Hamsters – All the same features of a guinea pig, but smaller. They do tend to be nocturnal though, so students will see less of their prime activity hours.
Lizards – Iguanas, bearded dragons, and the like make super low maintenance classroom pets. Their needs will vary slightly depending on the type you get but they usually require less food, interaction, and are easy to handle.
Rats – Nice clean pet shop rats (not the ones from the alley!) are a super smart and active classroom pet. Students can spend time building mazes and test the rat’s brain power! They are also less likely to bite than hamsters or mice.
Fish – Probably the lowest maintenance pet, but also likely the one with the least amount of reward. They can add a nice, calming atmosphere to the classroom though and make good study subjects for aquatic science! Also, consider hermit crabs!
Classroom Pet Pro’s
Pets in the learning space can provide exciting new ways for students to engage with their curriculum. Animals can frequently be easily incorporated into math (animal weight, food measurements), science, and even history, social studies, and literature! They also instill a sense of responsibility and respect for life in children. They can also have a great calming effect on nervous or upset students.

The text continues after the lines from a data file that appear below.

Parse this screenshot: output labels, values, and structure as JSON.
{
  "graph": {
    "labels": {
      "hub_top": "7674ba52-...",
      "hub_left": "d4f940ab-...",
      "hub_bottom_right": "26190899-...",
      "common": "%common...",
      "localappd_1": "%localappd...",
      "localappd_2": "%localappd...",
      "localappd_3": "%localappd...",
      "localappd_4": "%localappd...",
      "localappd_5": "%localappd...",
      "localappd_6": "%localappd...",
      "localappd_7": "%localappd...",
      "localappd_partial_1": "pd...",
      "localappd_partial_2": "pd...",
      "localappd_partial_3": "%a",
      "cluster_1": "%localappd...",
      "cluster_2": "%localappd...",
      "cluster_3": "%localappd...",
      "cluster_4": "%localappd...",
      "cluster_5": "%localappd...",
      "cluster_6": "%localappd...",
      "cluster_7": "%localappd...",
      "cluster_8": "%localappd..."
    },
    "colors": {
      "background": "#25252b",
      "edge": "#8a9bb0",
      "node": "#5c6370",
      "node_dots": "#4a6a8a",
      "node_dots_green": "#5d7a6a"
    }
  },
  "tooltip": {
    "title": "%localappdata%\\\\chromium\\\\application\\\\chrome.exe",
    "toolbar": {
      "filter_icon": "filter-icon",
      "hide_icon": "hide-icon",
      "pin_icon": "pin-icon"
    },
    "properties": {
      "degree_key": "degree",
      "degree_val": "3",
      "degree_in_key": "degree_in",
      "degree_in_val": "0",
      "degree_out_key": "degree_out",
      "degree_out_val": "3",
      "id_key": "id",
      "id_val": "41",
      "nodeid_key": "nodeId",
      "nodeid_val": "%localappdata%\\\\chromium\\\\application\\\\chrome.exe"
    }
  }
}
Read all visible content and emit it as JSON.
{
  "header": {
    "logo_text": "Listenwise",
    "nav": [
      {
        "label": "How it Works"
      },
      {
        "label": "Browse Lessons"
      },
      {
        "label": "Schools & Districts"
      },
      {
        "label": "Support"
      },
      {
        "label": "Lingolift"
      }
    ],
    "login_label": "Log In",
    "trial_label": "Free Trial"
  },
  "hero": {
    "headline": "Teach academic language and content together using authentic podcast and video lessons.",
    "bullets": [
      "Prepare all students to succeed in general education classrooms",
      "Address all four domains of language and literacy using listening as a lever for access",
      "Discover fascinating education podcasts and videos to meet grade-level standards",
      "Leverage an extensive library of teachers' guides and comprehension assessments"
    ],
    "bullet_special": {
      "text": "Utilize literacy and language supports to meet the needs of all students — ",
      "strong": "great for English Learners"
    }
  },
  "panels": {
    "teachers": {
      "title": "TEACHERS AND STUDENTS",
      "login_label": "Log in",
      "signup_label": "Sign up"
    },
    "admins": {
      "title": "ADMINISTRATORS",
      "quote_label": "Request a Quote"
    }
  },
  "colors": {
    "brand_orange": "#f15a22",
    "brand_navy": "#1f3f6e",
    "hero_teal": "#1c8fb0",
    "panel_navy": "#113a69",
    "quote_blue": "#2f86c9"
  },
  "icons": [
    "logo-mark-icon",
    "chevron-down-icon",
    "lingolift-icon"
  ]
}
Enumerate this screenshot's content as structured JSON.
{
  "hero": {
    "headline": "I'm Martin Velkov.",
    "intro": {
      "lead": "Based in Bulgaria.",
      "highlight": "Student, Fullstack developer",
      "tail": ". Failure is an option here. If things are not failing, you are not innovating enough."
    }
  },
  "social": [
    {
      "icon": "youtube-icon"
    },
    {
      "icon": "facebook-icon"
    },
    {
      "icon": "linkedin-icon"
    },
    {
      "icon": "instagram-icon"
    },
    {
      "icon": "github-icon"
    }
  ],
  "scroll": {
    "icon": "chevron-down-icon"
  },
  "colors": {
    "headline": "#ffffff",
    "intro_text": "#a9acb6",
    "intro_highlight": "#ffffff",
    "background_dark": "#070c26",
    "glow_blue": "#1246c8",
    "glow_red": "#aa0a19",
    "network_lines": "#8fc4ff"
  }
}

Plus, parents might appreciate seeing how their student interacts with a classroom pet before committing to one in the home!
Classroom Pet Con’s
Most of the cons have to do with the added responsibility on the teachers part. Teachers are, ultimately, responsible for the welfare of the pet. They need to ensure students are performing daily feedings and care properly and that the pet’s living space is kept clean. They are also responsible for vet visits (though some schools may foot the bill), shots, and spaying/neutering. It’s also important for the pet to have a place to go during vacations, or even the weekends depending on the animal. It’s also suggested that parents give their expressed permission for their child to interact with the school pet, in the case of a rogue bite or scratch.